An analysis from USAID's Global Partnerships (GP) Division shows how private capital increased from about 30 percent in the 1960s to more than 80 percent in 2005. In contrast, public funding of development, once the driving force for international giving, has diminished in proportion, accounting for less than 17 percent in 2005, even as the total value of ODA has increased. Between 2003 and 2005 alone, public-private flows increased by $52 billion, bringing the total to $164 billion.
Building alliances with private sector partners is critical to leveraging the effectiveness of public aid to poor countries. Through GDAs, USAID recognizes the vital role of public-private alliances in achieving transformational development goals.
For more information about the latest data tracking resource flows, please view the documents below:
Pie Chart Fact Sheet (PDF, 34 KB)
Provides important highlights explaining the significance of the different shares of total resource flows from all sources in the United States, including Official Development Assistance and private capital flows.
Guide To 2005 Flows Analysis (PDF, 124 KB)
Provides a detailed review of the history of sources and methodology that provides the basis for the pie-chart analysis above.
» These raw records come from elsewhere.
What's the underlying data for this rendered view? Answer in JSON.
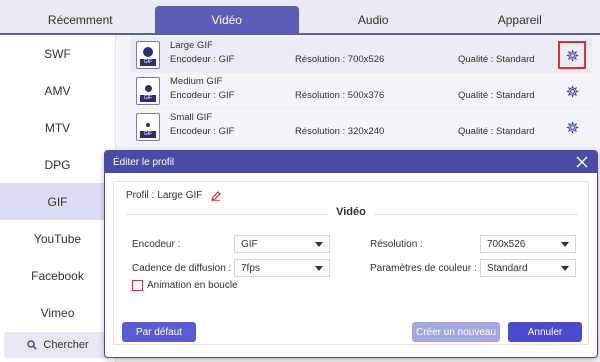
{
  "tabs": [
    {
      "label": "Récemment"
    },
    {
      "label": "Vidéo",
      "active": true
    },
    {
      "label": "Audio"
    },
    {
      "label": "Appareil"
    }
  ],
  "sidebar": {
    "items": [
      {
        "label": "SWF"
      },
      {
        "label": "AMV"
      },
      {
        "label": "MTV"
      },
      {
        "label": "DPG"
      },
      {
        "label": "GIF",
        "active": true
      },
      {
        "label": "YouTube"
      },
      {
        "label": "Facebook"
      },
      {
        "label": "Vimeo"
      }
    ],
    "search_label": "Chercher",
    "search_icon": "search-icon"
  },
  "formats": [
    {
      "name": "Large GIF",
      "encoder": "Encodeur : GIF",
      "resolution": "Résolution : 700x526",
      "quality": "Qualité : Standard",
      "icon_tag": "GIF"
    },
    {
      "name": "Medium GIF",
      "encoder": "Encodeur : GIF",
      "resolution": "Résolution : 500x376",
      "quality": "Qualité : Standard",
      "icon_tag": "GIF"
    },
    {
      "name": "Small GIF",
      "encoder": "Encodeur : GIF",
      "resolution": "Résolution : 320x240",
      "quality": "Qualité : Standard",
      "icon_tag": "GIF"
    }
  ],
  "dialog": {
    "title": "Éditer le profil",
    "profile_label": "Profil :",
    "profile_value": "Large GIF",
    "section": "Vidéo",
    "encoder_label": "Encodeur :",
    "encoder_value": "GIF",
    "framerate_label": "Cadence de diffusion :",
    "framerate_value": "7fps",
    "resolution_label": "Résolution :",
    "resolution_value": "700x526",
    "color_label": "Paramètres de couleur :",
    "color_value": "Standard",
    "loop_label": "Animation en boucle",
    "loop_checked": false,
    "default_button": "Par défaut",
    "create_button": "Créer un nouveau",
    "cancel_button": "Annuler"
  },
  "colors": {
    "accent": "#5b5bb8",
    "dialog_header": "#4b4ba6",
    "highlight": "#e0302f"
  }
}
Charting of U.S. financing for development was first undertaken by